      But, I appreciate knowing bloggers like you and Wendy and Naz, who have encouraged me to think more about these issues that I might not have otherwise considered and helped me become a better person and reviewer!

      Like

  2. This is a great discussion of a really loaded question, definitely one worth considering. I have to agree with the assessment you had at the end. For me, my view of microaggressions in fiction depends on the author/character marginalization. If the author is white, for example, I feel like they should take more responsibility for calling out microaggressions in the text. Full disclosure, I’m white, and I still feel this way. When I read books by authors of color, I take their perspective on race at face value because I realize it’s their lived experience, and it’s not about me. I also like what you said about it being more important to call out microaggressions in books for younger audiences. Reading books as a kid is how you learn how the world works (or at least how I learned some of that stuff).

    Liked by 1 person

    1. I definitely agree that white authors need to be taking more responsibility for calling out microaggressions! It can be so difficult to have the conversation or bring up the topic, but ultimately worthwhile.

      As a teen, a family friend and I had a conversation that has stuck throughout my life. She pointed out that when we went to their neighborhoods, my less privileged friends were taking responsibility for keeping me safe and making sure I acted appropriately. Then she suggested that I had a similar responsibility to speak up in the face of prejudice and call out discrimination, since white people are less likely to resort to violence or extreme measures if they are called out by another privileged person.

      Like

  3. This is such an interesting question. I agree with your four factors. I am more likely to tolerate the microaggressions I recognize in literature when the book is written in first person, #ownvoices and/or a classic aimed at an adult audience. I cannot stand racist language or themes in children’s literature, but I generally make an exception for classics that are otherwise worthwhile to read. For example, Anne of Green Gables contains anti-French, nativist sentiment as well as other outdated views, and I used it as a point of discussion with my children.

    Liked by 1 person

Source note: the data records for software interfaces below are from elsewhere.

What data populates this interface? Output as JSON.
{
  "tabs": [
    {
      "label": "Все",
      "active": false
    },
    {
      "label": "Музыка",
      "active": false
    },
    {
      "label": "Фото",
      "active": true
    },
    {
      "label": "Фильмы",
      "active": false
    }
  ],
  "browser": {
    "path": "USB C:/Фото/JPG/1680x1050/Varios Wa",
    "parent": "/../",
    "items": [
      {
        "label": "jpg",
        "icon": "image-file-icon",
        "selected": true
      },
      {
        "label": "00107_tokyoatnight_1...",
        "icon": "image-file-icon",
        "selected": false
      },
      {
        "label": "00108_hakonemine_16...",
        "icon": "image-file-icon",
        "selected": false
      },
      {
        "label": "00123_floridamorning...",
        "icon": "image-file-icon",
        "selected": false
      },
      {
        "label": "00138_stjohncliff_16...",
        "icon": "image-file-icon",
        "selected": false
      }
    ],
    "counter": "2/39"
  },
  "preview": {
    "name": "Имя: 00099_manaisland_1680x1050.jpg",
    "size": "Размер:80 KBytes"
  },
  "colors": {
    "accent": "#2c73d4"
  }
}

    1. You make a great point with Anne of Green Gables. I feel like many of my coworkers try to avoid literature (including classics) that contain stereotypes or microagressions, which can be good. But if we never read anything that addresses those topics, then we lose the chance to have conversations with children about what they consume. For example, that’s why even though Saints and Misfits dealt with tough topics, I felt like it could start a great discussion and encourage kids to think about harassment and religious identity.

      Liked by 1 person

      1. I like using books as tools for these types of discussions with my kids. I think it’s a little more difficult when the book includes biases against people my kids would identify with, though.

        By the way, this excellent post has generated some Twitter discussion (I don’t know if you’re on Twitter). You should be able to find it here:

        Liked by 1 person

        1. Wow! I’m honored that you shared my post on Twitter, and that it’s generating discussion, thanks! These days it’s about all I can do to keep up with this blog (which is mainly possible because of scheduled posts), so I don’t have a Twitter account yet.

          I especially agreed with this comment from Clare Favara though: “This is a tricky issue (especially in 3rd-person POV). If the author explicitly calls out these microaggressions, it is likely to come across as author intrusion/heavy handed. If the author does not do this, readers might assume they condone them or are unaware of them.” Very true.

          Like

Leave a Reply

Fill in your details below or click an icon to log in:

WordPress.com Logo

You are commenting using your WordPress.com account. Log Out /  Change )

Google photo

You are commenting using your Google account. Log Out /  Change )

Twitter picture

You are commenting using your Twitter account. Log Out /  Change )

Facebook photo

You are commenting using your Facebook account. Log Out /  Change )

Connecting to %s

%d bloggers like this: